They would be back soon. They promised. 

Charlie started to black out. As his eyes lids shut, he saw a tremendous hand, like a claw, reach into the car and grab his chest. It must be the paramedics, he thought dreamily. But where were the flashing lights? There were no ambulance lights. No sound. No sirens. 

He could feel his rescuers pulling him out of the car. He looked at them through blurring eyes that couldn’t focus. Their hands felt like talons. Their distorted faces looked like a horror movie monster peering in at him. 

This is going to be a fucked-up dream, Charlie told himself as he slid back towards sleep. 

He let out one last breath as the flesh was torn off his body. 




Synopsis –

An unfortunate car accident involving three teenage boys outside the small and isolated town of Morris sets in motion a chain of events that turns journalist Robert Garrahan’s life upside down. Caught between helping a young girl and her mother in danger, and a religious prophecy that may be more true than he thought possible, Garrahan must find out as much as he can before Morris swallows him whole.


Thoughts –

Behemoth is the story of a small town called Morris that takes the phrase ‘living in the past’ to new lows. Starting off with an eerie bang introducing the reader to the dark mystery that is the monster, the Behemoth, a biblical creature that has a town wrapped around it’s talons, the story quickly takes a sharp turn from mystery to violence. Research is expected as the main protagonist of the story is the journalist Garrahan, and for the most part the balance of action and exposition is handled well, however at times, telling is prioritized over showing or simply progressing the story. Though time is constantly of the essence and the structure that so many of the citizens of Morris have lived under for so many decades it in danger of collapsing, our protagonist reads textbooks and diaries, his day to day life a dream of a memory. Given that the story unfolds over the course of a week at most, it felt distracting and pulled the reader away from the fear that should have emanated from the monster, a monster that by the end of the book feels less like a God and more like an unruly dog that no one has bothered to train.

Behemoth explores the infallibility of man and faith, and the lengths zealots will go to hold onto power. Doled out in the same meaty morsels that are fed to the creature in supplication, the story is one of cultish undertones, modern incredulity, and good old fashioned virgin sacrifice.
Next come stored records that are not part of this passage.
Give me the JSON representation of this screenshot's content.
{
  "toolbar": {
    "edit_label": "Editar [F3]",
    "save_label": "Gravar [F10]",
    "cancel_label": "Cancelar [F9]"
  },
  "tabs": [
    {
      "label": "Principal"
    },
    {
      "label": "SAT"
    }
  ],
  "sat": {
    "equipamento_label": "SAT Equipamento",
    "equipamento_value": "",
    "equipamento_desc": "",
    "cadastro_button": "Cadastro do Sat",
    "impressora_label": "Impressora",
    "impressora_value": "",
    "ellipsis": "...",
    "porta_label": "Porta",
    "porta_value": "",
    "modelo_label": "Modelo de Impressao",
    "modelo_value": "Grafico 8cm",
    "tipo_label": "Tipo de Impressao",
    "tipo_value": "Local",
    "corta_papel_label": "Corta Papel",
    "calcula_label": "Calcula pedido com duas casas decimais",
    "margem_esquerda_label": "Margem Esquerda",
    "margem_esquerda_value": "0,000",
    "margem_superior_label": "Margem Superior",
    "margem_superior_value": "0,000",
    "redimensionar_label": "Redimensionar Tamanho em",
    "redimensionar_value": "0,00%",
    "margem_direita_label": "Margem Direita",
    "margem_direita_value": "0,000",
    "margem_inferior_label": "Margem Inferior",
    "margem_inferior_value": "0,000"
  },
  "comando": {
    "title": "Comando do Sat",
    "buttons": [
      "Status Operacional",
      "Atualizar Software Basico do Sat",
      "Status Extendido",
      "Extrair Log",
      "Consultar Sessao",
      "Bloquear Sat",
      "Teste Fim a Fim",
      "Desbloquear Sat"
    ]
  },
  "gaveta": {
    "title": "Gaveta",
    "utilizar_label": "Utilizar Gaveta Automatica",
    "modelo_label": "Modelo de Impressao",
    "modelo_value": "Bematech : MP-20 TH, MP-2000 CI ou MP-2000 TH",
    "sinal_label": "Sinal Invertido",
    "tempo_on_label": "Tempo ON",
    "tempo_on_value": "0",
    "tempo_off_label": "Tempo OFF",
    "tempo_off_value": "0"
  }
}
Suspension of disbelief is difficult to hold onto at times when a town hell bent on keeping their secrets and their unorthodox way of life hidden from the outside world at all costs, asks a newspaper editor wanted for possible murder and kidnap to research their entire history and help them cover up what could be a catastrophe. However the story is still enjoyable, there are scenes that make the skin crawl, that bring the terror of life in Morris to the forefront, though perhaps a few more would not have hurt.



A monster of biblical proportions that brings out the worst in it’s worshipers, Behemoth will make you wonder about that strange town down the road and it’s even stranger inhabitants.


About the Author –


HP Newquist’s books and articles have been published all over the world, and his writing has been translated into languages from kanji to farsi. Newquist’s books cover the same array of topics as his magazine articles, from brain science and space exploration to legendary guitarists and the strangeness of the Internet. To date, he has written over two dozen books. And he’s already committed to writing many more.


Read and Review –





Do we need to bring back virgin sacrifice? Do you prefer to see the monster or keep it on the fringes of your vision? Let me know down below!